Attorney William P. Burns Jr. is a principal at Burns Thomas LLC, and can be reached at 203-723-9420. Contributed photo
The federal estate tax is levied on the transfer of assets from a deceased person to the heirs. It has been a controversial topic in the United States for decades, with many people arguing that it is an unnecessary burden on families who are already grieving the loss of a loved one.
In 2017, the Tax Cuts and Jobs Act made significant changes to the estate tax, including a substantial increase in the exemption amount. However, these changes are set to sunset in 2025, which means that the estate tax may once again become a major concern for many families.
The current estate tax exemption amount is $12.92 million per person, or $25.84 million per married couple. This means that individuals with estates valued below this amount do not have to pay any federal estate tax. However, estates valued above this amount are subject to a tax rate of up to 40 percent. The increased exemptions are set to remain in place until December 31, 2025. After that the exemption will revert to $5 million plus an adjustment for inflation.
Keep in mind that while $25.84 million seems like a large exemption, in Fairfield County in particular, where homes can be worth millions, the value of an estate can add up very quickly.
The sunset of the exemption in 2025 has significant implications for estate planning.
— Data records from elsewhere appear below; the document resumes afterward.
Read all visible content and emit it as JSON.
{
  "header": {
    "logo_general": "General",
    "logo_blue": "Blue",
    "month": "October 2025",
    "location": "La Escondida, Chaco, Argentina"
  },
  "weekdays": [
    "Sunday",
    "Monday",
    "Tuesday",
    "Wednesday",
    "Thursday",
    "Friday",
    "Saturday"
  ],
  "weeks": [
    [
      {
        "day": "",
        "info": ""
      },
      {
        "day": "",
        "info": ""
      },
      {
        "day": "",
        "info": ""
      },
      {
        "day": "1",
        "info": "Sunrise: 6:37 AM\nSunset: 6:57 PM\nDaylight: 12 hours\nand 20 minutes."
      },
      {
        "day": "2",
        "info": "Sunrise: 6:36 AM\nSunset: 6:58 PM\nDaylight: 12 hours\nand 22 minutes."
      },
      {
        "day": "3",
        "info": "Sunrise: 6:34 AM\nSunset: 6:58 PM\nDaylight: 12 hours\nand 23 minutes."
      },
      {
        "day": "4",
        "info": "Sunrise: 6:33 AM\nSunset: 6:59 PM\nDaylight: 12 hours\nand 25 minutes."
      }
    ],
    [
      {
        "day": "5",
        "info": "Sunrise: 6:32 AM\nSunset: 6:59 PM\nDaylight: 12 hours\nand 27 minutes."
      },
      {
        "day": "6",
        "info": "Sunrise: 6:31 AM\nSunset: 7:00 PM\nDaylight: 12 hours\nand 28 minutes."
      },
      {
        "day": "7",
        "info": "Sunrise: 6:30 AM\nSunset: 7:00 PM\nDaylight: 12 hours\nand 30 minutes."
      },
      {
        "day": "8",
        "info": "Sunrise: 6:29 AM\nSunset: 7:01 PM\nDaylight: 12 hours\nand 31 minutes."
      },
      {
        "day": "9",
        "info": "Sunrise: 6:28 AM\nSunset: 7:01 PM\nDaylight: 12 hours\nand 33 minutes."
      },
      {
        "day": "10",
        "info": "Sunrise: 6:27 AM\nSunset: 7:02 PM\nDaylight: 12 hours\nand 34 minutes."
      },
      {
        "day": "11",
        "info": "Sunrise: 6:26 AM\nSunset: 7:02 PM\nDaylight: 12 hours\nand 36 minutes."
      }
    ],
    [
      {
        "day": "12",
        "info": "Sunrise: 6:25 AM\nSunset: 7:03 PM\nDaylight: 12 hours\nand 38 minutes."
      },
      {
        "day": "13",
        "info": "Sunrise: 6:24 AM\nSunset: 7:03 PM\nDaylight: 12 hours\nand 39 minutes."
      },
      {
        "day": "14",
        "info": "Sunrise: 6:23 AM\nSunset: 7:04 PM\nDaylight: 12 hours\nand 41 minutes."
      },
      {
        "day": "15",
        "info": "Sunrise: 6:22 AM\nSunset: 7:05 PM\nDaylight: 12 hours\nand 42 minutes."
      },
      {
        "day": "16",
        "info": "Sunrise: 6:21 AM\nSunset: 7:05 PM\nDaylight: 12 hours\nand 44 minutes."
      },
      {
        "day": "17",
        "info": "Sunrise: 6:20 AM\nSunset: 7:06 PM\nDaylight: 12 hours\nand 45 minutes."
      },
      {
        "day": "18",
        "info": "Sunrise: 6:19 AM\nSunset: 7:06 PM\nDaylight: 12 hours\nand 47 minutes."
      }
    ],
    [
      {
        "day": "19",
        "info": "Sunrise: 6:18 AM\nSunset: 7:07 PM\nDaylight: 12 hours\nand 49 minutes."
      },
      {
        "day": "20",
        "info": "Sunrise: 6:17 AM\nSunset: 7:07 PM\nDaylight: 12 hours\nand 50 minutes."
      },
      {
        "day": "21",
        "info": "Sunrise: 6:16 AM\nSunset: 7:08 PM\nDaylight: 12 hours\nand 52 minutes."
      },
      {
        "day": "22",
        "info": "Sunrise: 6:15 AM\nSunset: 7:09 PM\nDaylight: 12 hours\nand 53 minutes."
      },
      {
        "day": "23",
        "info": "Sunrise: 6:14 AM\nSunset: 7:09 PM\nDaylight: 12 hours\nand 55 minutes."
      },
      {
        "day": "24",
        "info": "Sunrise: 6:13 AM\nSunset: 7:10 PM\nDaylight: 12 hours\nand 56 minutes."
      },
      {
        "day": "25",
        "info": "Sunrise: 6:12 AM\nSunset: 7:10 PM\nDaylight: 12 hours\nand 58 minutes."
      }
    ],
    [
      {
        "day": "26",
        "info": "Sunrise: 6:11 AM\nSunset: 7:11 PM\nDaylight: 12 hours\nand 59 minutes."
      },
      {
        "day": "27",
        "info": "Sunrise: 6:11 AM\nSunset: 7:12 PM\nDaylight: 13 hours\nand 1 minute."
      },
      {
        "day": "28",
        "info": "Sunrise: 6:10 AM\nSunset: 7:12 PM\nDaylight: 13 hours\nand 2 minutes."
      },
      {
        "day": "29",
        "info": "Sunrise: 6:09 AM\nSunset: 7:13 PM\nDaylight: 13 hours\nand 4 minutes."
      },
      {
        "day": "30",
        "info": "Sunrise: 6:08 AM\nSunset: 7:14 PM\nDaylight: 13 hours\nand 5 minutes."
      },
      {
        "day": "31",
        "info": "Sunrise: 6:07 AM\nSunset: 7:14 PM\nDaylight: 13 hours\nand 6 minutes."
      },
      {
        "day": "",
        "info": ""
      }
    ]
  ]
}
Many individuals who currently have estates valued below the exemption amount may now find themselves subject to estate tax if they do not take steps to plan accordingly. For example, a couple with a combined estate of $20 million would currently be exempt from estate tax. However, if the exemption amount reverts to pre-TCJA levels, the estate would be subject to a tax of up to 40 percent on the amount over $5 million, resulting in a devastating tax bill in the millions.
One of the most common estate planning strategies used to minimize estate tax liability is gifting. Individuals today can gift up to $17,000 per year per recipient without incurring gift tax. This means that married couples can gift up to $34,000 per year per recipient. Gifting can be an effective way to transfer wealth to future generations while minimizing estate tax liability. However, it is important to remember that gifts are subject to certain restrictions, and individuals should be careful to ensure that their gifting strategy is effective and complies with all relevant laws and regulations.
Another strategy is the use of trusts. Trusts can be an effective way to transfer wealth to future generations while minimizing estate tax liability. For example, a family trust can be established to hold assets and provide income to beneficiaries over a period of time. This can help to minimize estate tax liability by reducing the overall value of the estate. Additionally, trusts can offer other benefits, such as asset protection and privacy.
Individuals who are concerned about the sunset of the estate tax exemption in 2025 should begin planning as soon as possible. There are many strategies that can be used to minimize estate tax liability, and the right approach will depend on the individual’s unique circumstances so a plan is created that is tailored to their specific needs and goals.
Only time will tell whether Congress acts to maintain the existing estate tax exemptions. Nevertheless, many individuals who currently have estates valued below the exemption amount may now find themselves subject to estate tax if they do not take steps to plan accordingly.
Atty. William P. Burns Jr. focuses his practice on estate planning and represents a diverse range of clients from all walks of life. He is a principal at Burns Thomas, LLC, and can be reached at 203-723-9420. Burns Thomas is offering a free seminar for “empty nesters” and parents of young families on May 16 at the Trumbull Marriott beginning at 6:30 p.m.